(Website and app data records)
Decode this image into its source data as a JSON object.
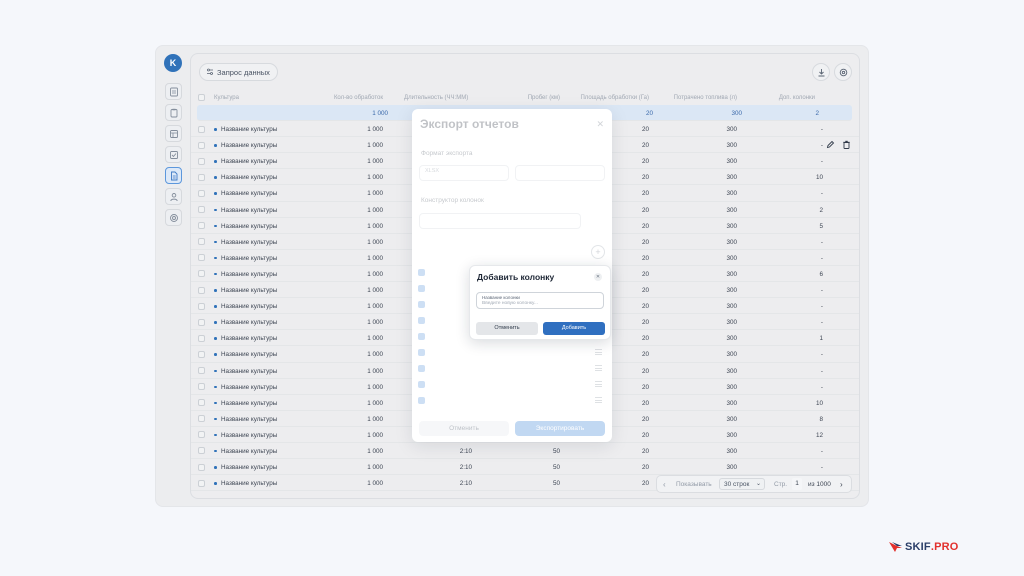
{
  "nav": {
    "avatar_letter": "K",
    "items": [
      {
        "icon": "list-icon"
      },
      {
        "icon": "clipboard-icon"
      },
      {
        "icon": "table-icon"
      },
      {
        "icon": "check-square-icon"
      },
      {
        "icon": "document-icon",
        "active": true
      },
      {
        "icon": "users-icon"
      },
      {
        "icon": "target-icon"
      }
    ]
  },
  "toolbar": {
    "request_label": "Запрос данных",
    "download_icon": "download-icon",
    "settings_icon": "settings-icon"
  },
  "table": {
    "headers": {
      "culture": "Культура",
      "treatments": "Кол-во обработок",
      "duration": "Длительность (ЧЧ:ММ)",
      "mileage": "Пробег (км)",
      "area": "Площадь обработки (Га)",
      "fuel": "Потрачено топлива (л)",
      "extra": "Доп. колонки"
    },
    "highlight_row": {
      "treatments": "1 000",
      "area": "20",
      "fuel": "300",
      "extra": "2"
    },
    "rows": [
      {
        "culture": "Название культуры",
        "treatments": "1 000",
        "duration": "",
        "mileage": "",
        "area": "20",
        "fuel": "300",
        "extra": "-"
      },
      {
        "culture": "Название культуры",
        "treatments": "1 000",
        "duration": "",
        "mileage": "",
        "area": "20",
        "fuel": "300",
        "extra": "-"
      },
      {
        "culture": "Название культуры",
        "treatments": "1 000",
        "duration": "",
        "mileage": "",
        "area": "20",
        "fuel": "300",
        "extra": "-"
      },
      {
        "culture": "Название культуры",
        "treatments": "1 000",
        "duration": "",
        "mileage": "",
        "area": "20",
        "fuel": "300",
        "extra": "10"
      },
      {
        "culture": "Название культуры",
        "treatments": "1 000",
        "duration": "",
        "mileage": "",
        "area": "20",
        "fuel": "300",
        "extra": "-"
      },
      {
        "culture": "Название культуры",
        "treatments": "1 000",
        "duration": "",
        "mileage": "",
        "area": "20",
        "fuel": "300",
        "extra": "2"
      },
      {
        "culture": "Название культуры",
        "treatments": "1 000",
        "duration": "",
        "mileage": "",
        "area": "20",
        "fuel": "300",
        "extra": "5"
      },
      {
        "culture": "Название культуры",
        "treatments": "1 000",
        "duration": "",
        "mileage": "",
        "area": "20",
        "fuel": "300",
        "extra": "-"
      },
      {
        "culture": "Название культуры",
        "treatments": "1 000",
        "duration": "",
        "mileage": "",
        "area": "20",
        "fuel": "300",
        "extra": "-"
      },
      {
        "culture": "Название культуры",
        "treatments": "1 000",
        "duration": "",
        "mileage": "",
        "area": "20",
        "fuel": "300",
        "extra": "6"
      },
      {
        "culture": "Название культуры",
        "treatments": "1 000",
        "duration": "",
        "mileage": "",
        "area": "20",
        "fuel": "300",
        "extra": "-"
      },
      {
        "culture": "Название культуры",
        "treatments": "1 000",
        "duration": "",
        "mileage": "",
        "area": "20",
        "fuel": "300",
        "extra": "-"
      },
      {
        "culture": "Название культуры",
        "treatments": "1 000",
        "duration": "",
        "mileage": "",
        "area": "20",
        "fuel": "300",
        "extra": "-"
      },
      {
        "culture": "Название культуры",
        "treatments": "1 000",
        "duration": "",
        "mileage": "",
        "area": "20",
        "fuel": "300",
        "extra": "1"
      },
      {
        "culture": "Название культуры",
        "treatments": "1 000",
        "duration": "",
        "mileage": "",
        "area": "20",
        "fuel": "300",
        "extra": "-"
      },
      {
        "culture": "Название культуры",
        "treatments": "1 000",
        "duration": "",
        "mileage": "",
        "area": "20",
        "fuel": "300",
        "extra": "-"
      },
      {
        "culture": "Название культуры",
        "treatments": "1 000",
        "duration": "",
        "mileage": "",
        "area": "20",
        "fuel": "300",
        "extra": "-"
      },
      {
        "culture": "Название культуры",
        "treatments": "1 000",
        "duration": "",
        "mileage": "",
        "area": "20",
        "fuel": "300",
        "extra": "10"
      },
      {
        "culture": "Название культуры",
        "treatments": "1 000",
        "duration": "",
        "mileage": "",
        "area": "20",
        "fuel": "300",
        "extra": "8"
      },
      {
        "culture": "Название культуры",
        "treatments": "1 000",
        "duration": "",
        "mileage": "",
        "area": "20",
        "fuel": "300",
        "extra": "12"
      },
      {
        "culture": "Название культуры",
        "treatments": "1 000",
        "duration": "2:10",
        "mileage": "50",
        "area": "20",
        "fuel": "300",
        "extra": "-"
      },
      {
        "culture": "Название культуры",
        "treatments": "1 000",
        "duration": "2:10",
        "mileage": "50",
        "area": "20",
        "fuel": "300",
        "extra": "-"
      },
      {
        "culture": "Название культуры",
        "treatments": "1 000",
        "duration": "2:10",
        "mileage": "50",
        "area": "20",
        "fuel": "",
        "extra": ""
      }
    ]
  },
  "pager": {
    "show_label": "Показывать",
    "rows_option": "30 строк",
    "page_label": "Стр.",
    "page_number": "1",
    "total_label": "из 1000"
  },
  "export_modal": {
    "title": "Экспорт отчетов",
    "format_label": "Формат экспорта",
    "format_value": "XLSX",
    "constructor_label": "Конструктор колонок",
    "cancel_label": "Отменить",
    "export_label": "Экспортировать"
  },
  "add_column_modal": {
    "title": "Добавить колонку",
    "field_label": "Название колонки",
    "field_placeholder": "Введите новую колонку...",
    "cancel_label": "Отменить",
    "add_label": "Добавить"
  },
  "brand": {
    "name_main": "SKIF",
    "name_accent": ".PRO"
  },
  "colors": {
    "accent": "#2f6fc0",
    "brand_red": "#e2302c",
    "highlight_row": "#d8e5f5"
  }
}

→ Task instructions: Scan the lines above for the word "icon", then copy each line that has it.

→ Reply to the task:
        "icon": "list-icon"
        "icon": "clipboard-icon"
        "icon": "table-icon"
        "icon": "check-square-icon"
        "icon": "document-icon",
        "icon": "users-icon"
        "icon": "target-icon"
    "download_icon": "download-icon",
    "settings_icon": "settings-icon"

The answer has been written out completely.